A perk of living in Grays Harbor is that it provides access to countless bodies of water, including lakes, rivers and of course the ocean. With many fun activities available year round, residents should be extra cautious around water, especially with children. The YMCA of Grays Harbor is there to help with this by providing thorough water safety instruction and swimming classes for everyone.
“Swimming is not only a fun, healthy activity, but an important life skill for all children,” Nicole Evanson, YMCA of Grays Harbor aquatics director says. “Learning basic water safety skills is a great introduction to the world of swimming that often continues with swim lessons, competitive swim programs and can even lead to a career.”
The pool area at the YMCA has a lot to offer to when it comes to water skills. There is a recreation pool that people can walk into at their own pace, instead of having to lower themselves into deep water right away. The recreation pool also contains entertainment areas for children, can turn into a wave pool and is attached to a lazy river. There is also a large slide, steam and sauna room and Jacuzzi with an eight lane lap pool and diving board on the opposite side.
Lessons for All
The YMCA has made it a staple in their facility to provide lessons for anyone and everyone needing to increase water competence. They offer a variety of swim classes for anyone ages six months and up.
“If we teach kids to swim at a young age, they’ll learn to have love of swimming for their whole life,” Evanson says. “It’s a low impact activity they can do as they get older.”
“It’s what we call a ‘lifetime skill,’” Dan Brown, associate executive director of the YMCA of Grays Harbor adds, saying that many swimmers that start out swimming at a young age at the YMCA have gone on to participate in swimming teams as they got older.
The YMCA had 11 schools participate in their swimming lesson program last year, nearly all of which was funded by an endowment called Grays Harbor Swims. School districts can apply every year to get funding to help bring students in for lessons. “We’re fortunate to have a donor that created Grays Harbor Swim’s endowment to make sure the kids in our community have an opportunity to learn how to swim,” Brown says.
If someone is a beginner or needs extra instruction, the YMCA does offer private lessons. The YMCA preschool also offers swim lessons as part of enrollment, and they are an optional activity at Camp Bishop during summer resident camp.

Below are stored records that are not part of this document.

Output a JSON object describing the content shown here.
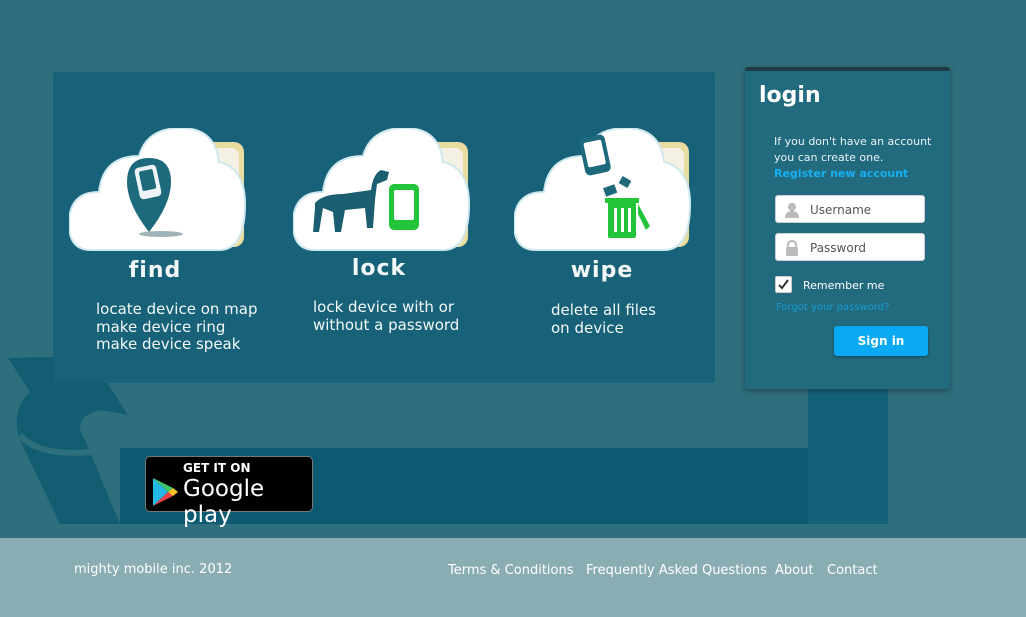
{
  "features": [
    {
      "title": "find",
      "lines": [
        "locate device on map",
        "make device ring",
        "make device speak"
      ]
    },
    {
      "title": "lock",
      "lines": [
        "lock device with or",
        "without a password"
      ]
    },
    {
      "title": "wipe",
      "lines": [
        "delete all files",
        "on device"
      ]
    }
  ],
  "login": {
    "title": "login",
    "info_line1": "If you don't have an account",
    "info_line2": "you can create one.",
    "register_link": "Register new account",
    "username_placeholder": "Username",
    "password_placeholder": "Password",
    "remember_label": "Remember me",
    "forgot_link": "Forgot your password?",
    "signin_label": "Sign in"
  },
  "store_badge": {
    "line1": "GET IT ON",
    "line2": "Google play"
  },
  "footer": {
    "copyright": "mighty mobile inc. 2012",
    "links": [
      "Terms & Conditions",
      "Frequently Asked Questions",
      "About",
      "Contact"
    ]
  },
  "colors": {
    "accent": "#09a9f3",
    "panel": "#176278",
    "background": "#2f6e7d",
    "footer": "#8aadb3"
  }
}
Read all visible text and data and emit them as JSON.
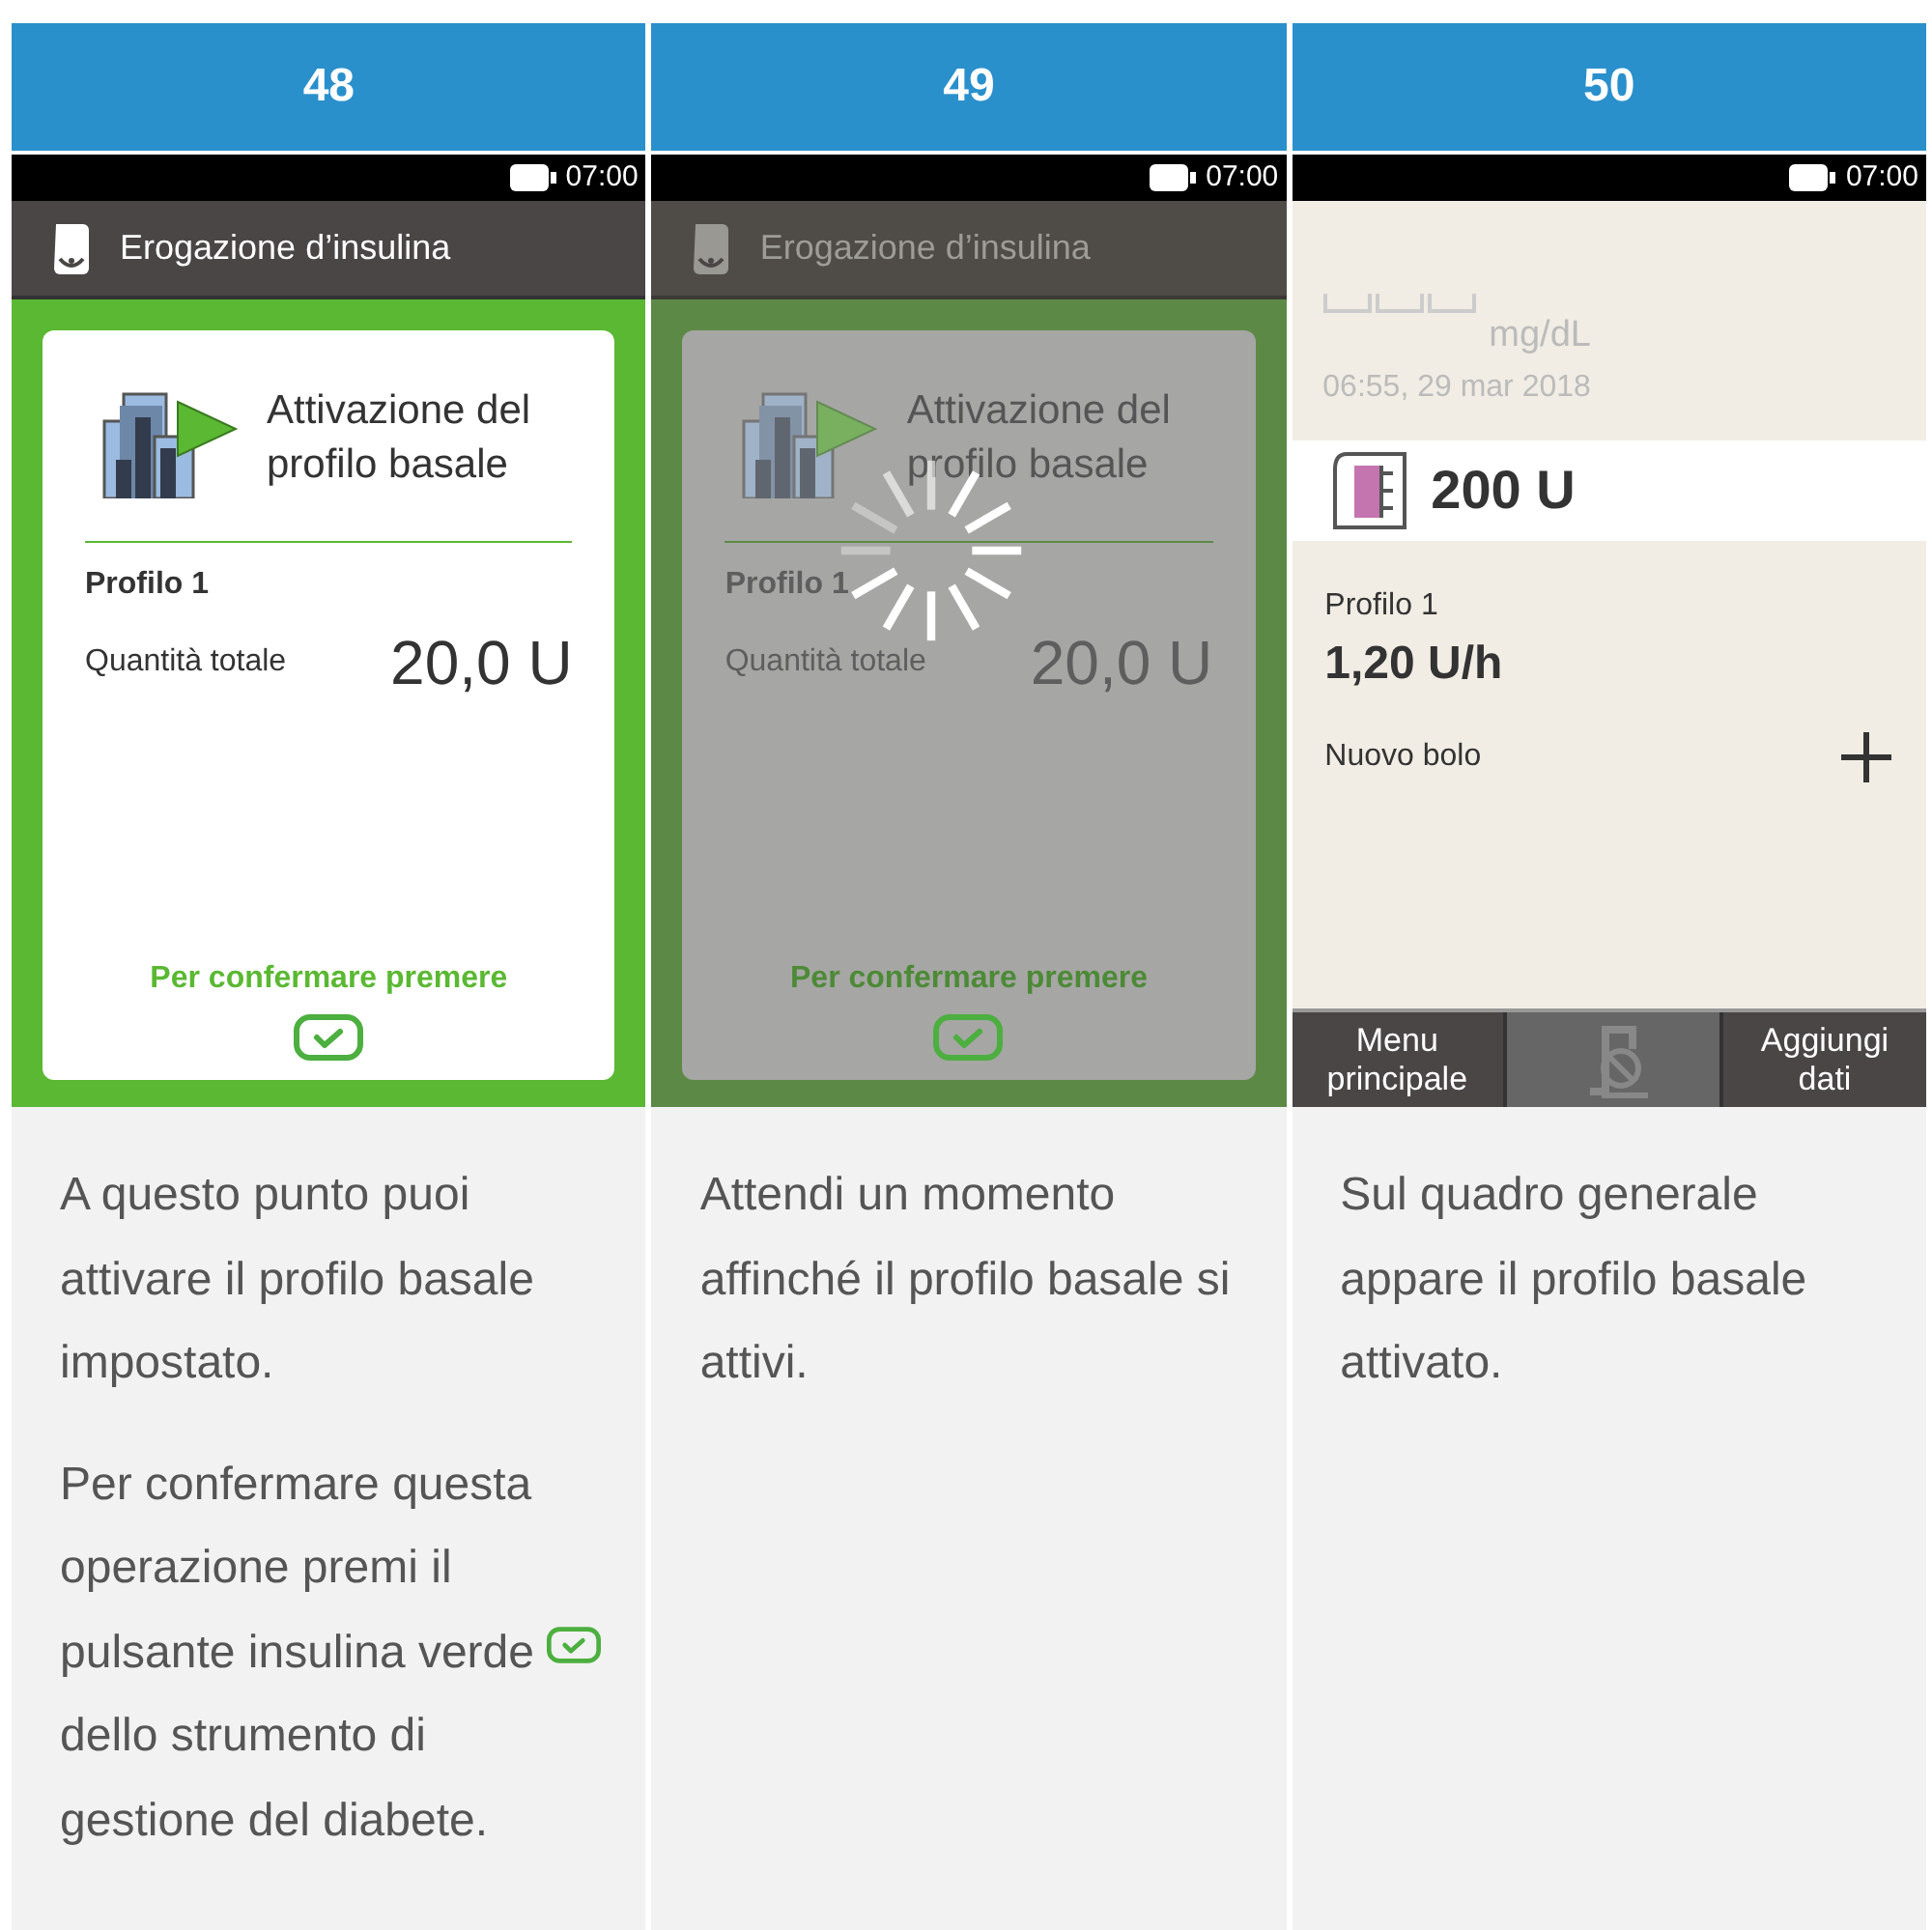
{
  "steps": [
    {
      "number": "48",
      "screen": {
        "kind": "confirm",
        "busy": false,
        "status_time": "07:00",
        "header_title": "Erogazione d’insulina",
        "card_title": "Attivazione del profilo basale",
        "profile": "Profilo 1",
        "total_label": "Quantità totale",
        "total_value": "20,0 U",
        "prompt": "Per confermare premere"
      },
      "paragraphs": [
        {
          "before": "A questo punto puoi attivare il profilo basale impostato."
        },
        {
          "before": "Per confermare questa operazione premi il pulsante insulina verde",
          "kind": "with_icon",
          "after": "dello strumento di gestione del diabete."
        }
      ]
    },
    {
      "number": "49",
      "screen": {
        "kind": "confirm",
        "busy": true,
        "status_time": "07:00",
        "header_title": "Erogazione d’insulina",
        "card_title": "Attivazione del profilo basale",
        "profile": "Profilo 1",
        "total_label": "Quantità totale",
        "total_value": "20,0 U",
        "prompt": "Per confermare premere"
      },
      "paragraphs": [
        {
          "before": "Attendi un momento affinché il profilo basale si attivi."
        }
      ]
    },
    {
      "number": "50",
      "screen": {
        "kind": "home",
        "status_time": "07:00",
        "glucose_unit": "mg/dL",
        "glucose_time": "06:55, 29 mar 2018",
        "reservoir": "200 U",
        "profile": "Profilo 1",
        "rate": "1,20 U/h",
        "bolus_label": "Nuovo bolo",
        "buttons": [
          "Menu principale",
          "Aggiungi dati"
        ]
      },
      "paragraphs": [
        {
          "before": "Sul quadro generale appare il profilo basale attivato."
        }
      ]
    }
  ]
}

Swimming isn’t only for the youth though, the YMCA also has teen and adult lessons available, making it a great place for the whole family to get exercise and improve their skills. “The pool is a great place to be able to stay active,” Evanson says. “And with it being such a family facility, parents can do classes and kids can do swim lessons. It’s not just for kids, it can be for their whole entire family.”
New Program Allows for More Exploration
The YMCA is always working to best serve the Grays Harbor community with their programs. Last summer, they moved from doing Red Cross swimming classes to the universal curriculum used at most YMCAs. Though the Red Cross classes were great, Evanson says, there have been benefits in switching to the new curriculum.
“We’ve found with the new lessons, kids have more of an opportunity to explore in the water,” Evanson says. “So maybe it doesn’t look like a specific stroke but the end result is the same. That was an interesting thing for us as instructors to grow with that.”
Previously at the YMCA, swim classes were known by their levels. With the new curriculum those have changed to six different stages that better determine specific skills that have been mastered.
The swim instructors at the YMCA take care to make sure that everyone taking lessons learn early on how important it is to be safe around water. They stress the importance of life jackets, asking for permission to go in a body of water and to always have proper supervision. Things as simple as learning to float and helping swimmer’s become comfortable with submerging their face under water are also taught, creating knowledgeable and confident swimmers.
“We challenge them to do skills they don’t necessarily think they can do in the beginning but then as they learn those skills, they are so proud,” Evanson says. “It’s amazing to see from the beginning of a session to the end.”
The YMCA wants everyone to come and join in. And if participating in the programs is a hardship, they offer financial assistance. For more information on assistance, they encourage people to come to the YMCA front desk and fill out applications and ask any other questions they may have.
For more information on the swim classes offered, visit here to view the brochures or call the YMCA at 360-537-9622.